The capital city is reborn through art
The year 2020 has been a total mess. Be that as it may, last month ended on a good note at least for the city of Manila. The City of Our Affections has a specific memory, a conscience, a scourge even, and it is now in a state of metamorphosis. To aid its renewal, Manila has turned to the agency of heritage conservation and culture-led rehabilitation projects.
Mayor Isko Moreno’s vision of bringing the capital city back to its former glory is slowly coming to fruition. In Aug. 24, the newly renovated Lagusnilad pedestrian underpass was launched. The rehabilitation of the passageway connecting Intramuros to Manila City Hall is part of Ang Bagong Maynila (The New Manila) Program.
Not only did the tunnel become a safer and a more aesthetically-pleasing space, it has become culturally relevant as well. Aside from the Spanish-themed features designed by architect Antonio Toledo, the entrance and exit points of the underpass were embellished with signage in Baybayin, an old writing system widely used in Luzon and other parts of the country in the 16th and 17th centuries before being supplanted by the Latin alphabet. Another great news is that the famous Books from Underground is making a comeback as the book shop was given an allotted spot.
The pièce de résistance, however, is the “Masigasig na Maynila (Ardent Manila).” The wall art is a key feature of the underpass made possible through the collaboration of National Commision for Culture and Arts (NCCA), its top brass chairman Arsenio Lizaso, executive director Al Ryan Alejandre, deputy executive director Marichu Tellano, and supervising officer for administration Bernan Joseph Corpuz, with the city government through its department of engineering and public works.
The mural by art collective, Gerilya, depicts the rich history of the Philippines, specifically of Manila by highlighting the progress of the metropolis while showing the rich history of our country including the pre-colonial times, Spanish colonial period, Philippine-American War, World War II, the First Quarter Storm, Martial Law, and the present. It also honors both past and modern-day heroes—doctors, nurses, riders, and other frontliners who lead the fight against the global health crisis. The wall painting was inspired by muralist from Angono, Botong Francisco.
It took three months to complete the mural, which is meant to provoke a cultural discourse, and an instrument to reflect on and view the past. Above all the piece’s main purpose is to reassert the pride and identity of Manileños and Filipinos.

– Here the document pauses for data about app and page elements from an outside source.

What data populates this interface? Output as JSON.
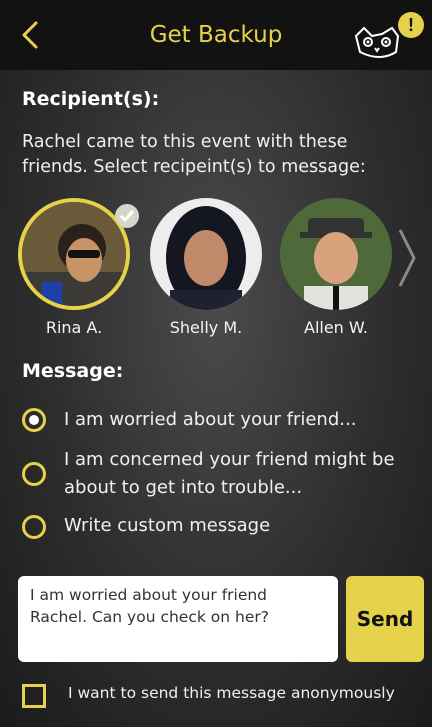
{
  "header": {
    "title": "Get Backup",
    "badge": "!"
  },
  "recipients": {
    "title": "Recipient(s):",
    "description": "Rachel came to this event with these friends. Select recipeint(s) to message:",
    "people": [
      {
        "name": "Rina A.",
        "selected": true
      },
      {
        "name": "Shelly M.",
        "selected": false
      },
      {
        "name": "Allen W.",
        "selected": false
      }
    ]
  },
  "message": {
    "title": "Message:",
    "options": [
      {
        "label": "I am worried about your friend...",
        "selected": true
      },
      {
        "label": "I am concerned your friend might be about to get into trouble...",
        "selected": false
      },
      {
        "label": "Write custom message",
        "selected": false
      }
    ],
    "text": "I am worried about your friend Rachel. Can you check on her?",
    "send_label": "Send"
  },
  "anonymous": {
    "label": "I want to send this message anonymously",
    "checked": false
  },
  "colors": {
    "accent": "#e6d24a",
    "header_bg": "#121212"
  }
}
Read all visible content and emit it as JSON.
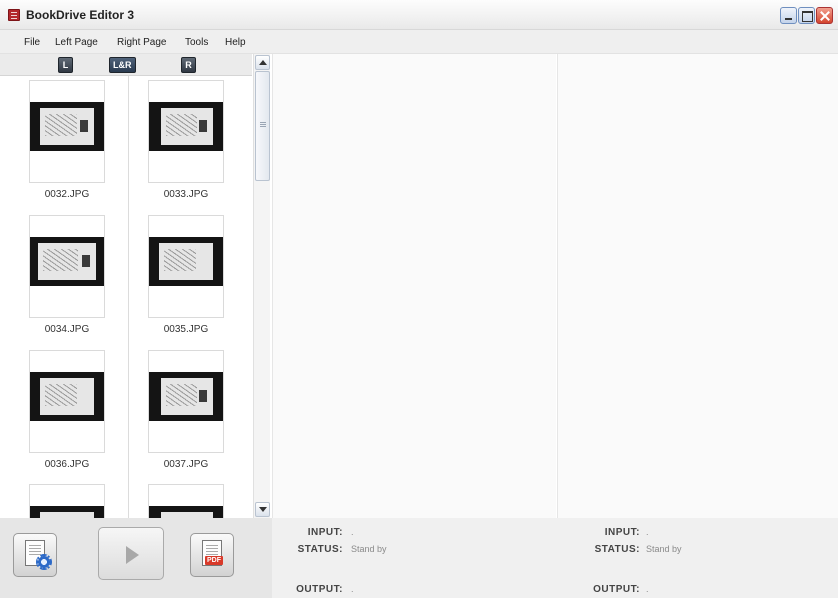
{
  "window": {
    "title": "BookDrive Editor 3"
  },
  "menu": [
    "File",
    "Left Page",
    "Right Page",
    "Tools",
    "Help"
  ],
  "toggles": {
    "left": "L",
    "both": "L&R",
    "right": "R"
  },
  "thumbnails": {
    "left_column": [
      "0032.JPG",
      "0034.JPG",
      "0036.JPG"
    ],
    "right_column": [
      "0033.JPG",
      "0035.JPG",
      "0037.JPG"
    ]
  },
  "actions": {
    "settings_icon": "document-settings-icon",
    "play_icon": "play-icon",
    "pdf_icon": "pdf-icon",
    "pdf_badge": "PDF"
  },
  "left_info": {
    "input_label": "INPUT:",
    "input_value": ".",
    "status_label": "STATUS:",
    "status_value": "Stand by",
    "output_label": "OUTPUT:",
    "output_value": "."
  },
  "right_info": {
    "input_label": "INPUT:",
    "input_value": ".",
    "status_label": "STATUS:",
    "status_value": "Stand by",
    "output_label": "OUTPUT:",
    "output_value": "."
  },
  "colors": {
    "titlebar_bg": "#f5f5f5",
    "menu_bg": "#efefef",
    "toggle_bg": "#3c4551",
    "pane_bg": "#fafafa",
    "close_button": "#d3442d"
  }
}
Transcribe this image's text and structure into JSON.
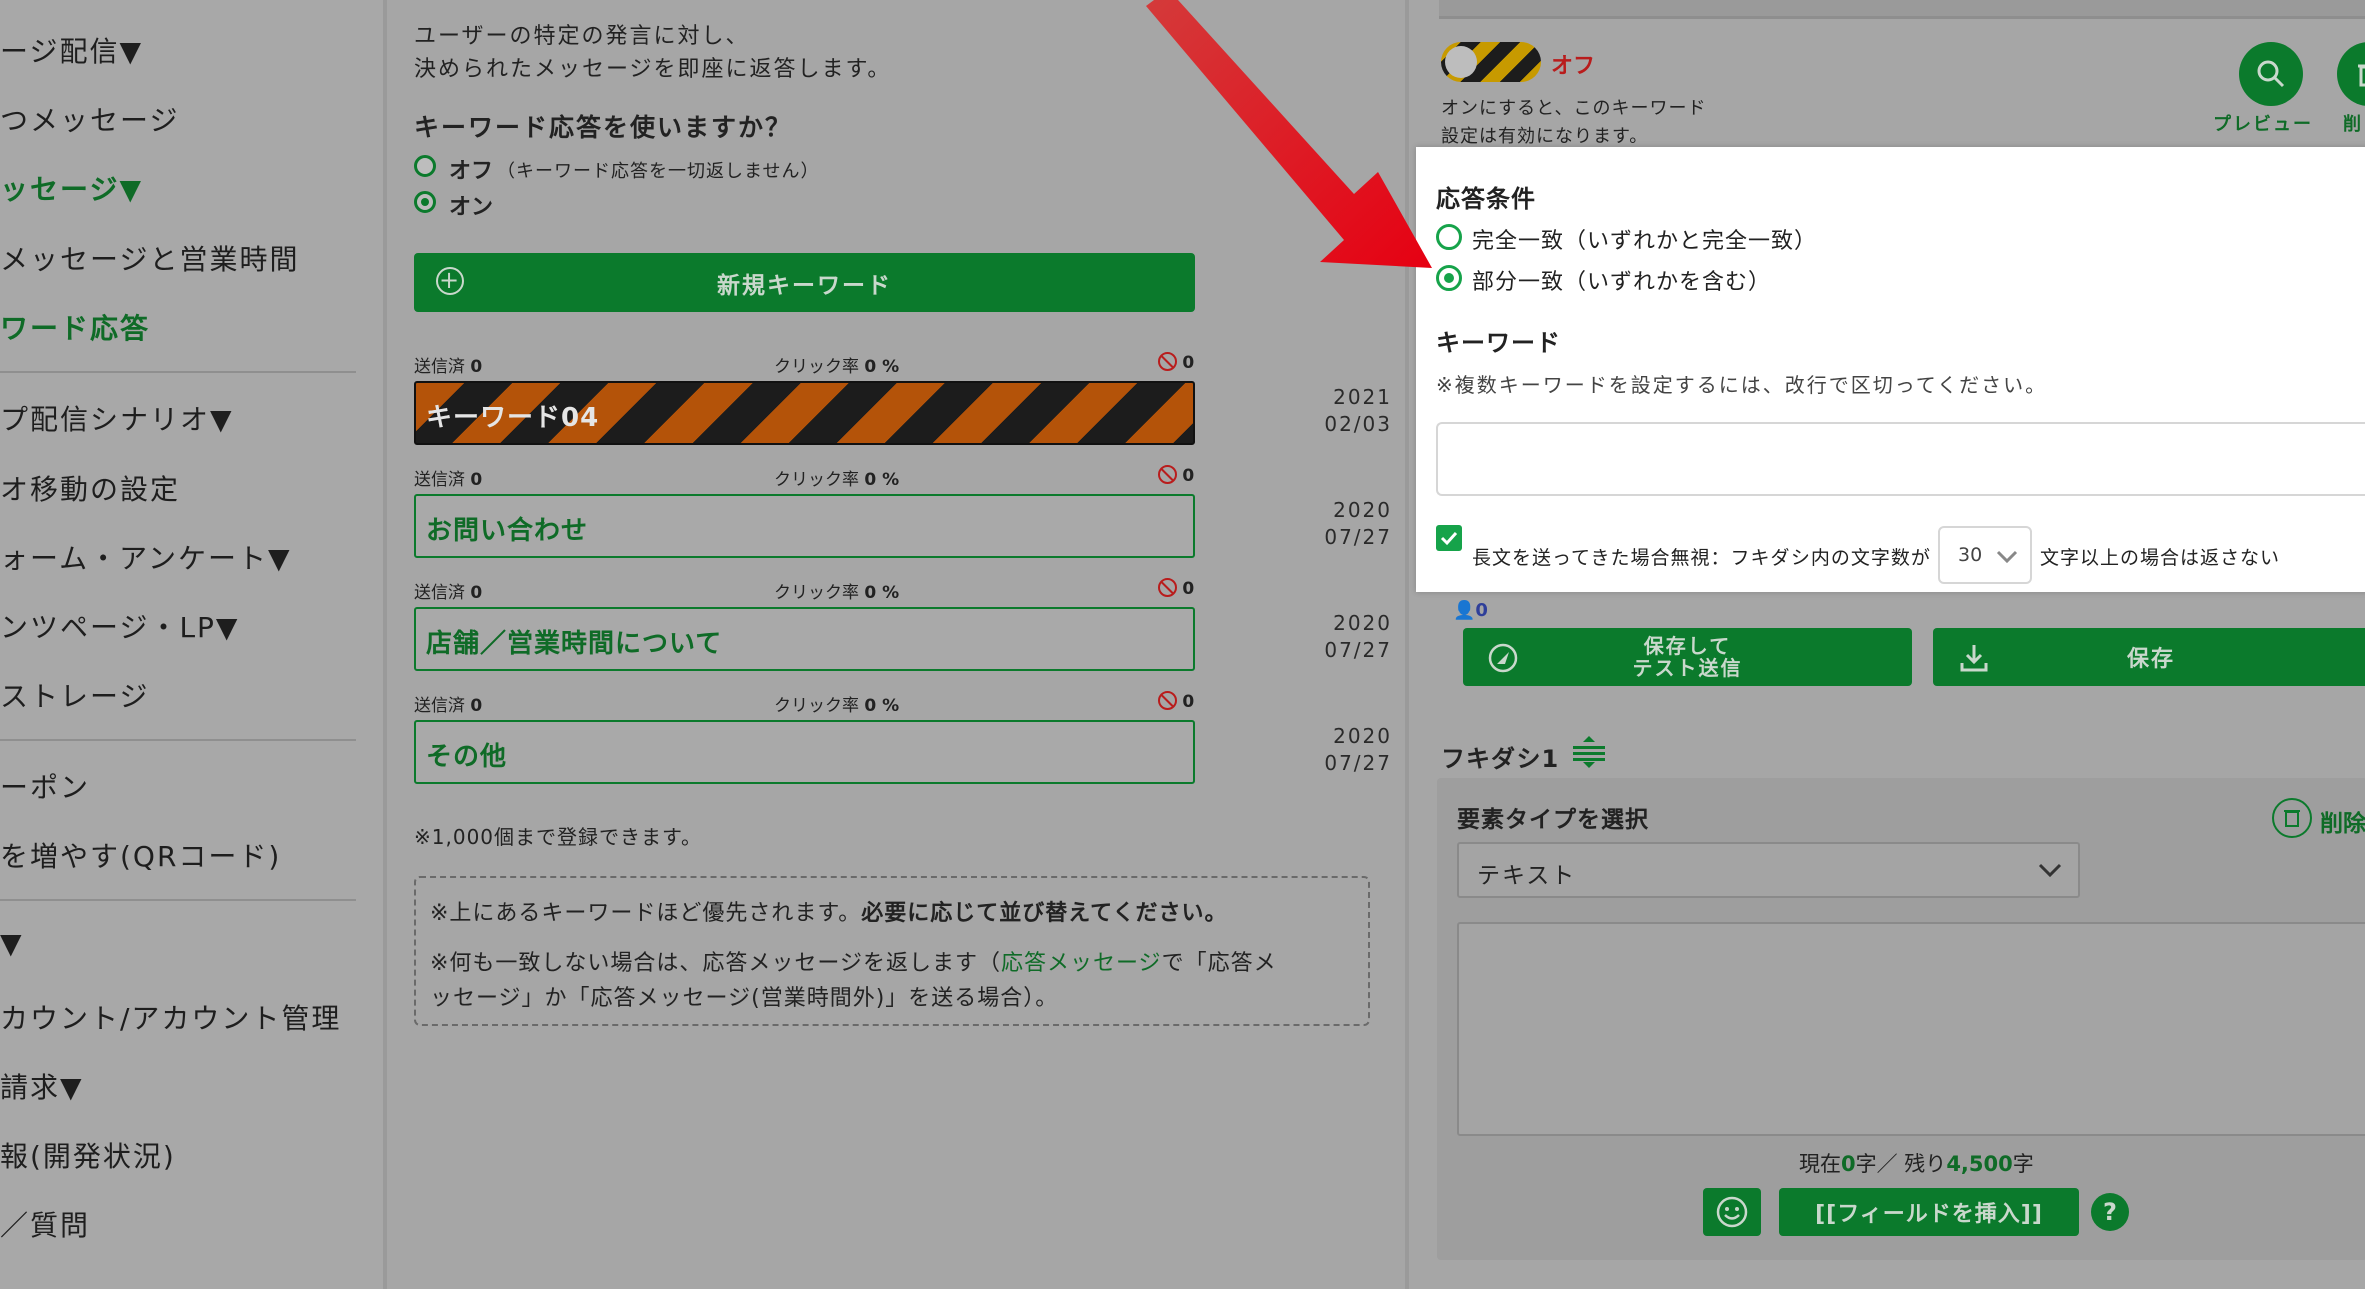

Rendered in comic style imagery, the “Masigasig na Maynila” tries to engage the sense of the popular, its immediate accessibility targets the masa (common folk).
Art group Gerilya was formed in 2008. Its three founding members Jano, Kube, and Zap, all hail from the College of Fine Arts at the University of the Philippines Diliman in Quezon City. The team is involved in various art related activities and experimental ventures such as comics, street art, graffiti animation, fine art exhibitions, and illustration commissions. Their works take on political, socio-cultural, and historical themes.
With the goal of producing art as a gift to the everyday people, Gerilya chooses to veer away from the norm of exclusivity of the art to the elite or the privileged and instead offers it to the eyes of everyone, the street kids, the vendors, the bystanders, the passersby who stream through the streets in the rush hour.